WASHINGTON — The federal government's website for Americans to order at-home rapid Covid-19 testing kits launched on Tuesday.
The website says "every home in the U.S. is eligible to order 4 free at-home COVID-19 tests. The tests are completely free. Orders will usually ship in 7-12 days."
"Order your tests now so you have them when you need them," said the website.
White House press secretary Jen Psaki confirmed in her press briefing that the site is currently in its "beta phase" ahead of the official launch on Wednesday.
“Today, in alignment with website launch best practices, covidtests.gov is currently in its beta phase, which means that the website is operating at limited capacity ahead of its official launch," a White House official told NBC News. "This is standard practice to address troubleshooting and ensure as smooth of an official launch tomorrow as possible. We expect the website to officially launch midmorning tomorrow.”
In December, the federal government announced it would start mailing at-home Covid test kits for free to any U.S. household that requests one, as the omicron variant of the coronavirus contributes to a spike in new cases. The White House said at the time it was preparing to ship as many as 500 million kits.
Testing remains one of the biggest challenges for the administration, with long lines forming at testing centers and at-home rapid tests selling out quickly, public health officials have said.
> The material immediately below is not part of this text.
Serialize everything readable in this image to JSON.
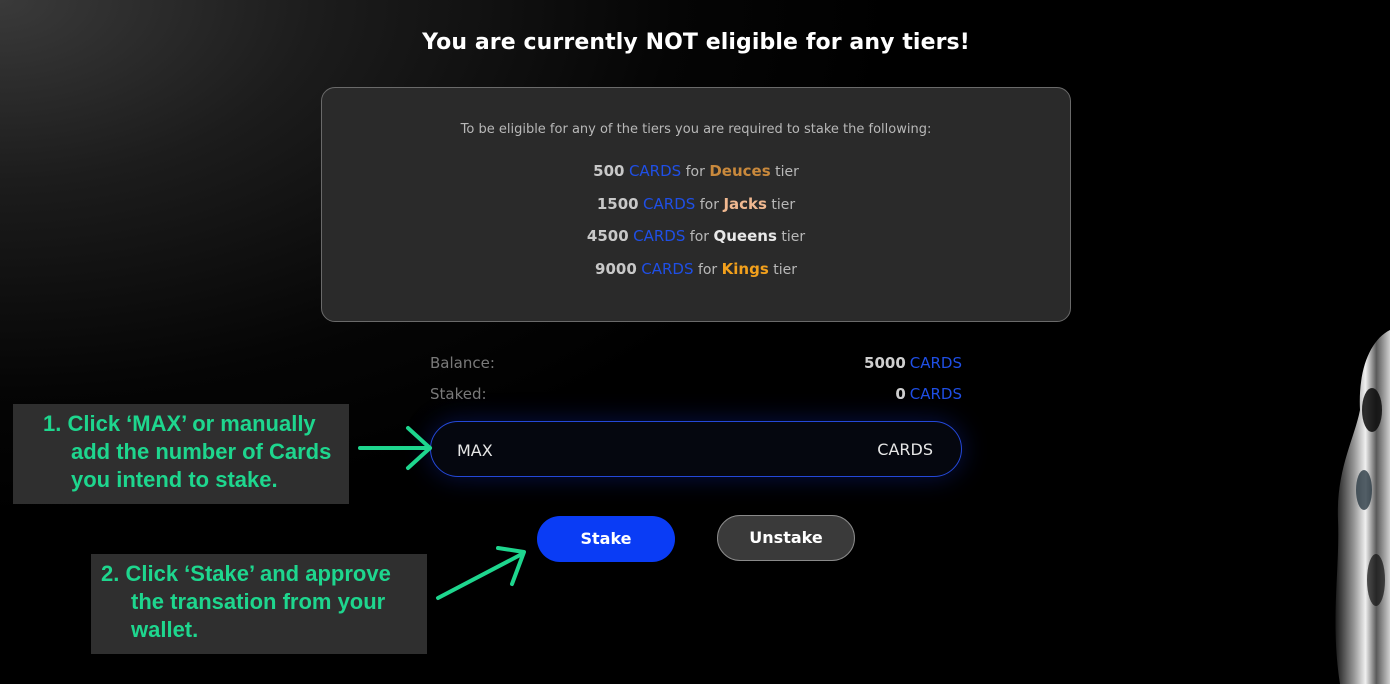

Increased demand has wiped out store shelves and forced retailers to limit purchases of at-home tests. Meanwhile, increased demand for PCR testing at pharmacies, medical clinics and hospitals has led to a backlog, sometimes meaning it takes several days to get results.
President Joe Biden and his top health officials last month largely focused on urging people to get vaccinations and boosters, and on wearing a mask indoors while greenlighting holiday gatherings for those fully vaccinated.
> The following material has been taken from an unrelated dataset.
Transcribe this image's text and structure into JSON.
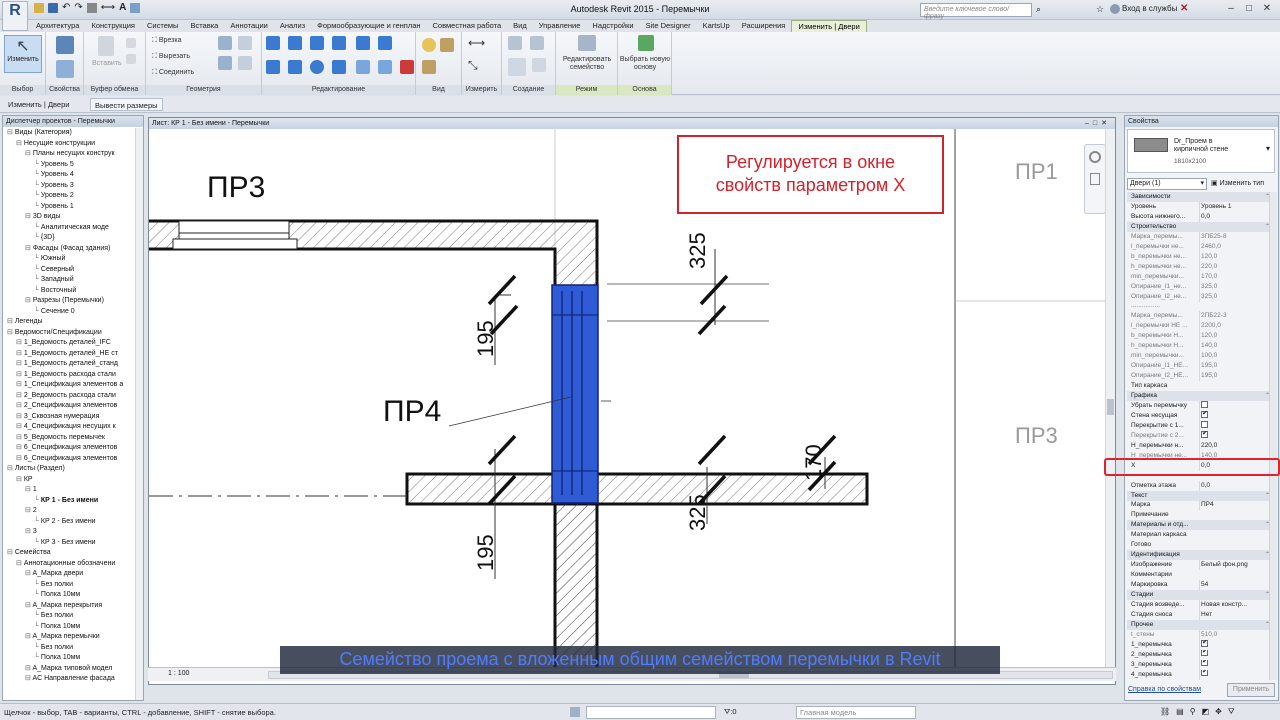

The demand for testing has overwhelmed the nation's capacity in places that are hardest hit, and the administration was widely criticized recently for what appeared to be confusing recommendations for those infected.
In an effort to improve its messaging Dr. Rochelle Walensky, the Centers for Disease Control and Prevention director, said this month that she would begin holding regular news briefings with other CDC officials, apart from the weekly White House Covid briefings that typically last for 30 minutes and leave time for only a handful of questions.